• Task instructions
Write the data below out in full, exactly as it stands.
Listed records below:
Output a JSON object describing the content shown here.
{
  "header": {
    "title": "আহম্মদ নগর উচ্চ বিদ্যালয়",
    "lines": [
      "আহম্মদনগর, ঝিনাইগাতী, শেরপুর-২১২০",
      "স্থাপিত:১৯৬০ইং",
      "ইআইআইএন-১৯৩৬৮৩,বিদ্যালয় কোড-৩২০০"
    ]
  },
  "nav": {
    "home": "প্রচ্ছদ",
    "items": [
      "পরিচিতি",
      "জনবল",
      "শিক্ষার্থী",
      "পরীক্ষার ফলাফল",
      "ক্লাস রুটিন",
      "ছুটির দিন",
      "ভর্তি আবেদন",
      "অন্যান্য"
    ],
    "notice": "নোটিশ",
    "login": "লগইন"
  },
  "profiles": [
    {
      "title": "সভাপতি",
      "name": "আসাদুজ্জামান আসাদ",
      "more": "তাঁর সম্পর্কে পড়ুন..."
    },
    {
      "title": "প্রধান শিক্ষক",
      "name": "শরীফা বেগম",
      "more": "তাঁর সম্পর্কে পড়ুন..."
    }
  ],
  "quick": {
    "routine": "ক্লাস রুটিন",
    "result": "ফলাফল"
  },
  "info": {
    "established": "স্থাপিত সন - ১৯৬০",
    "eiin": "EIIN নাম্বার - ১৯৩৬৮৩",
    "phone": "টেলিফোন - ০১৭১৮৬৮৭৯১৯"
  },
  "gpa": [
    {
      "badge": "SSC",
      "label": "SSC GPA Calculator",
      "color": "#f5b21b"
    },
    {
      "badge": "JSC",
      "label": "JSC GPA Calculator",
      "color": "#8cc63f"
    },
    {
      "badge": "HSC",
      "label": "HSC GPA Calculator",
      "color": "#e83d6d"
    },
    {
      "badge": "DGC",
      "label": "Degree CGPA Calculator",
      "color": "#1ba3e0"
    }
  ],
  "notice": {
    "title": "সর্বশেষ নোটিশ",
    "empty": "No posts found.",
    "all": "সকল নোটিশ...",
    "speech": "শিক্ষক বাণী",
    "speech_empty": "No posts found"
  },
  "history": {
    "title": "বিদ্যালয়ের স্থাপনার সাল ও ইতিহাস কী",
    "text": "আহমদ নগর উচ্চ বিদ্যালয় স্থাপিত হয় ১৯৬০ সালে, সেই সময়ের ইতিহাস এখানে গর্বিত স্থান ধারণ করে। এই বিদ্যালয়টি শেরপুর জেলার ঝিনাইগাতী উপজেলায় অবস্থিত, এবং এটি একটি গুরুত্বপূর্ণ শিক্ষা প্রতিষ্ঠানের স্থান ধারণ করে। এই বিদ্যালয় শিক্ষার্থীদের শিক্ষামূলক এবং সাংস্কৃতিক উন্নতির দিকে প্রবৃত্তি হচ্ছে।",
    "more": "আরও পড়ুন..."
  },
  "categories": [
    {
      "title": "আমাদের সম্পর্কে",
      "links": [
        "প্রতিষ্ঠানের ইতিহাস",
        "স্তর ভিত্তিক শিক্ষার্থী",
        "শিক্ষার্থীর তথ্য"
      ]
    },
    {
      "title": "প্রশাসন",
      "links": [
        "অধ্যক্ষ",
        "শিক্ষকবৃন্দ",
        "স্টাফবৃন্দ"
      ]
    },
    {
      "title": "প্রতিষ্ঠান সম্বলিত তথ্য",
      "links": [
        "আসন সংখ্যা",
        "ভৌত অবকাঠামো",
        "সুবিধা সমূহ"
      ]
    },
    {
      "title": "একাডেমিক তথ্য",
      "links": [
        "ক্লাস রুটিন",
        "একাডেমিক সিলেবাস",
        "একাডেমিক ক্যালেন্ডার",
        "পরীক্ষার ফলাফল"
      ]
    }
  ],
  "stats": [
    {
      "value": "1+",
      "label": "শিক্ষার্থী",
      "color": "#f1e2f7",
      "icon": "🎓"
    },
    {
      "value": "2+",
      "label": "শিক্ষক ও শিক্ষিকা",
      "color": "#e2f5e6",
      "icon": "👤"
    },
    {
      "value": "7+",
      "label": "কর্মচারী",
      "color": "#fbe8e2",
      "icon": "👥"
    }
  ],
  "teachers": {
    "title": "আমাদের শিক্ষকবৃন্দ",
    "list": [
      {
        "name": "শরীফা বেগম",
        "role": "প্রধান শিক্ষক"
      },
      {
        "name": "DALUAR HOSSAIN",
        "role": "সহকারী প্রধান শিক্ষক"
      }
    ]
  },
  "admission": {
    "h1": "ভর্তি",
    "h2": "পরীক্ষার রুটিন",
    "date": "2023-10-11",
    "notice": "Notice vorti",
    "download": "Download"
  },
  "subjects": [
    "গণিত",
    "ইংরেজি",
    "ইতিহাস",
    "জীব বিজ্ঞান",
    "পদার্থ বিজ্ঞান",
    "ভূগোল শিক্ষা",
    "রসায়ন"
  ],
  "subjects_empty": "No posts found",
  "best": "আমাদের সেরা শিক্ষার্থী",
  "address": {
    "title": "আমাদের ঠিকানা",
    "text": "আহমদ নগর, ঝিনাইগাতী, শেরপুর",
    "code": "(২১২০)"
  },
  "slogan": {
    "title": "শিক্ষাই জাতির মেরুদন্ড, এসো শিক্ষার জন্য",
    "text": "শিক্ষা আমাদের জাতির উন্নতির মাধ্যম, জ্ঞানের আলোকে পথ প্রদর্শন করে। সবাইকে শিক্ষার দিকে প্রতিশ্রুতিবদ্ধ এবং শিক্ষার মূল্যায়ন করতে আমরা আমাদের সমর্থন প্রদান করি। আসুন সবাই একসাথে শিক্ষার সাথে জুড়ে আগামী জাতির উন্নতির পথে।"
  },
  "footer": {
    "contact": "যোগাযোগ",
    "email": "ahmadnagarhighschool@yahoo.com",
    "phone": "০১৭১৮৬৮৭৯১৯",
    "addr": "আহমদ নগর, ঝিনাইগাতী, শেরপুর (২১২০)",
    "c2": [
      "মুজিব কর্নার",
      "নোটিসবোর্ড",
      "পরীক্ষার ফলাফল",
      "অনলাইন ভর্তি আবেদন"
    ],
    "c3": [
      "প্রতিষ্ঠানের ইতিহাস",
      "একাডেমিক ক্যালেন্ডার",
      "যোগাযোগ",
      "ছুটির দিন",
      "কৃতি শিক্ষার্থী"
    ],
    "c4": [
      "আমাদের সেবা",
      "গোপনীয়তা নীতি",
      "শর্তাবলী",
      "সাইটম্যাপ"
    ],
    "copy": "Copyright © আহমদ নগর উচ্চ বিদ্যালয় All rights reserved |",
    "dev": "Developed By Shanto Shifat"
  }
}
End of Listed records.
• Exercise output
Output a JSON object describing the content shown here.
{
  "header": {
    "title": "আহম্মদ নগর উচ্চ বিদ্যালয়",
    "lines": [
      "আহম্মদনগর, ঝিনাইগাতী, শেরপুর-২১২০",
      "স্থাপিত:১৯৬০ইং",
      "ইআইআইএন-১৯৩৬৮৩,বিদ্যালয় কোড-৩২০০"
    ]
  },
  "nav": {
    "home": "প্রচ্ছদ",
    "items": [
      "পরিচিতি",
      "জনবল",
      "শিক্ষার্থী",
      "পরীক্ষার ফলাফল",
      "ক্লাস রুটিন",
      "ছুটির দিন",
      "ভর্তি আবেদন",
      "অন্যান্য"
    ],
    "notice": "নোটিশ",
    "login": "লগইন"
  },
  "profiles": [
    {
      "title": "সভাপতি",
      "name": "আসাদুজ্জামান আসাদ",
      "more": "তাঁর সম্পর্কে পড়ুন..."
    },
    {
      "title": "প্রধান শিক্ষক",
      "name": "শরীফা বেগম",
      "more": "তাঁর সম্পর্কে পড়ুন..."
    }
  ],
  "quick": {
    "routine": "ক্লাস রুটিন",
    "result": "ফলাফল"
  },
  "info": {
    "established": "স্থাপিত সন - ১৯৬০",
    "eiin": "EIIN নাম্বার - ১৯৩৬৮৩",
    "phone": "টেলিফোন - ০১৭১৮৬৮৭৯১৯"
  },
  "gpa": [
    {
      "badge": "SSC",
      "label": "SSC GPA Calculator",
      "color": "#f5b21b"
    },
    {
      "badge": "JSC",
      "label": "JSC GPA Calculator",
      "color": "#8cc63f"
    },
    {
      "badge": "HSC",
      "label": "HSC GPA Calculator",
      "color": "#e83d6d"
    },
    {
      "badge": "DGC",
      "label": "Degree CGPA Calculator",
      "color": "#1ba3e0"
    }
  ],
  "notice": {
    "title": "সর্বশেষ নোটিশ",
    "empty": "No posts found.",
    "all": "সকল নোটিশ...",
    "speech": "শিক্ষক বাণী",
    "speech_empty": "No posts found"
  },
  "history": {
    "title": "বিদ্যালয়ের স্থাপনার সাল ও ইতিহাস কী",
    "text": "আহমদ নগর উচ্চ বিদ্যালয় স্থাপিত হয় ১৯৬০ সালে, সেই সময়ের ইতিহাস এখানে গর্বিত স্থান ধারণ করে। এই বিদ্যালয়টি শেরপুর জেলার ঝিনাইগাতী উপজেলায় অবস্থিত, এবং এটি একটি গুরুত্বপূর্ণ শিক্ষা প্রতিষ্ঠানের স্থান ধারণ করে। এই বিদ্যালয় শিক্ষার্থীদের শিক্ষামূলক এবং সাংস্কৃতিক উন্নতির দিকে প্রবৃত্তি হচ্ছে।",
    "more": "আরও পড়ুন..."
  },
  "categories": [
    {
      "title": "আমাদের সম্পর্কে",
      "links": [
        "প্রতিষ্ঠানের ইতিহাস",
        "স্তর ভিত্তিক শিক্ষার্থী",
        "শিক্ষার্থীর তথ্য"
      ]
    },
    {
      "title": "প্রশাসন",
      "links": [
        "অধ্যক্ষ",
        "শিক্ষকবৃন্দ",
        "স্টাফবৃন্দ"
      ]
    },
    {
      "title": "প্রতিষ্ঠান সম্বলিত তথ্য",
      "links": [
        "আসন সংখ্যা",
        "ভৌত অবকাঠামো",
        "সুবিধা সমূহ"
      ]
    },
    {
      "title": "একাডেমিক তথ্য",
      "links": [
        "ক্লাস রুটিন",
        "একাডেমিক সিলেবাস",
        "একাডেমিক ক্যালেন্ডার",
        "পরীক্ষার ফলাফল"
      ]
    }
  ],
  "stats": [
    {
      "value": "1+",
      "label": "শিক্ষার্থী",
      "color": "#f1e2f7",
      "icon": "🎓"
    },
    {
      "value": "2+",
      "label": "শিক্ষক ও শিক্ষিকা",
      "color": "#e2f5e6",
      "icon": "👤"
    },
    {
      "value": "7+",
      "label": "কর্মচারী",
      "color": "#fbe8e2",
      "icon": "👥"
    }
  ],
  "teachers": {
    "title": "আমাদের শিক্ষকবৃন্দ",
    "list": [
      {
        "name": "শরীফা বেগম",
        "role": "প্রধান শিক্ষক"
      },
      {
        "name": "DALUAR HOSSAIN",
        "role": "সহকারী প্রধান শিক্ষক"
      }
    ]
  },
  "admission": {
    "h1": "ভর্তি",
    "h2": "পরীক্ষার রুটিন",
    "date": "2023-10-11",
    "notice": "Notice vorti",
    "download": "Download"
  },
  "subjects": [
    "গণিত",
    "ইংরেজি",
    "ইতিহাস",
    "জীব বিজ্ঞান",
    "পদার্থ বিজ্ঞান",
    "ভূগোল শিক্ষা",
    "রসায়ন"
  ],
  "subjects_empty": "No posts found",
  "best": "আমাদের সেরা শিক্ষার্থী",
  "address": {
    "title": "আমাদের ঠিকানা",
    "text": "আহমদ নগর, ঝিনাইগাতী, শেরপুর",
    "code": "(২১২০)"
  },
  "slogan": {
    "title": "শিক্ষাই জাতির মেরুদন্ড, এসো শিক্ষার জন্য",
    "text": "শিক্ষা আমাদের জাতির উন্নতির মাধ্যম, জ্ঞানের আলোকে পথ প্রদর্শন করে। সবাইকে শিক্ষার দিকে প্রতিশ্রুতিবদ্ধ এবং শিক্ষার মূল্যায়ন করতে আমরা আমাদের সমর্থন প্রদান করি। আসুন সবাই একসাথে শিক্ষার সাথে জুড়ে আগামী জাতির উন্নতির পথে।"
  },
  "footer": {
    "contact": "যোগাযোগ",
    "email": "ahmadnagarhighschool@yahoo.com",
    "phone": "০১৭১৮৬৮৭৯১৯",
    "addr": "আহমদ নগর, ঝিনাইগাতী, শেরপুর (২১২০)",
    "c2": [
      "মুজিব কর্নার",
      "নোটিসবোর্ড",
      "পরীক্ষার ফলাফল",
      "অনলাইন ভর্তি আবেদন"
    ],
    "c3": [
      "প্রতিষ্ঠানের ইতিহাস",
      "একাডেমিক ক্যালেন্ডার",
      "যোগাযোগ",
      "ছুটির দিন",
      "কৃতি শিক্ষার্থী"
    ],
    "c4": [
      "আমাদের সেবা",
      "গোপনীয়তা নীতি",
      "শর্তাবলী",
      "সাইটম্যাপ"
    ],
    "copy": "Copyright © আহমদ নগর উচ্চ বিদ্যালয় All rights reserved |",
    "dev": "Developed By Shanto Shifat"
  }
}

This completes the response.